I first discovered Tall Yarns’n Tales at WOOLFEST in 2012. Loads of women there seemed to be wearing amazing pinnies and smocks over their wellies, and I wondered where they were all getting their swishy-yet-practical garb. I thought the construction and aesthetic was just marvelous. Big deep pockets, sturdy linen fabric, yet with lines that flatter and swathe! I generally try to buy second hand clothes or make my own but must confess that when I got my first paycheck from Oxford Brookes during my year-long contract there, I could not resist treatingmyself to one of the fantastically enabling, UK-made, Tall Yarns’n Tales signature garments: a 100% linen spinning pinny. Here I am in it, demonstrating the sounds of Shetland sheep playing through a speaker covered in Shetland wool.
I love my red pinny but, as I am a serious WOOLFAN, I kept thinking of a beauteous bolt of pure wool fabric left to me by my wonderful Godmother, Aunty Hilary. Hilary always wore bright purples and pinks, and if you have read the KNITSONIK Stranded Colourwork Sourcebook you will know she was also a superlative fruitcake baker.
Here she is in a tweed outfit of her own creation cutting up a rich fruity Christmas cake. The boys in the photo are two of my cousins – both older and taller than me now!
It seemed to me that Hilary’s tweed would be a superlative tabard or smock and so this summer, I asked Linda and Andrea whether it might be possible to have a bespoke garment made from this fabric in time for winter. To my delight they agreed. With their customary verve they breathed life into Hilary’s tweed turning it into a striking tabard which I wear all the time. Andrea had the brilliant idea to use the selvedge as a decorative edging, and I love that this detail nods to the woven construction of the wool and its life on the loom.
As well as creating the lovely tabard, Andrea and Linda have been hugely supportive of my book, encouraging the whole premise from the outset and helping me to style the fingerless mitts in ways that feel really me. I love the combination of the Tall Yarns’n Tales brown linen smock with the fingerless mitts which I designed for the KNITSONIK Stranded Colourwork Sourcebook; it seems like the perfect practical garment to wear for a spot of DIY soldering or weeding, paired with task-appropriate knitwear!
I’m so looking forward to spending time on the Tall Yarns’n Tales stall in Harrogate this weekend with Linda and Andrea and comrades Helen and Bev who I am yet to meet!
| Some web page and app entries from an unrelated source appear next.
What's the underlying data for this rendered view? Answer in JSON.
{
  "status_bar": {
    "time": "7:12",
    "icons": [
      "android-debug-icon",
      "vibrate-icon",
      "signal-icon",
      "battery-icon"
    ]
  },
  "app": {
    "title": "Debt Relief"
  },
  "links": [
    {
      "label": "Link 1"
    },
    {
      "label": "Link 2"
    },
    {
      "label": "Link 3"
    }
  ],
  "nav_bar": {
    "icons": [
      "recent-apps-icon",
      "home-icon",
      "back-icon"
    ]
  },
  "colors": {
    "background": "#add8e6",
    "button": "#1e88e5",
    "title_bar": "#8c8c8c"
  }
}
I really hope you will come up and say hi. You will find us on stand TG570. Tall Yarns’n Tales will have their whole range of goodies on sale whilst I shall be signing and selling copies of the KNITSONIK Stranded Colourwork Sourcebook.
There are no prizes for guessing what I will be wearing!
Huge thanks to Fergus Ford who has made Tall Yarns’n Tales and KNITSONIK look great with his amazing photography skills!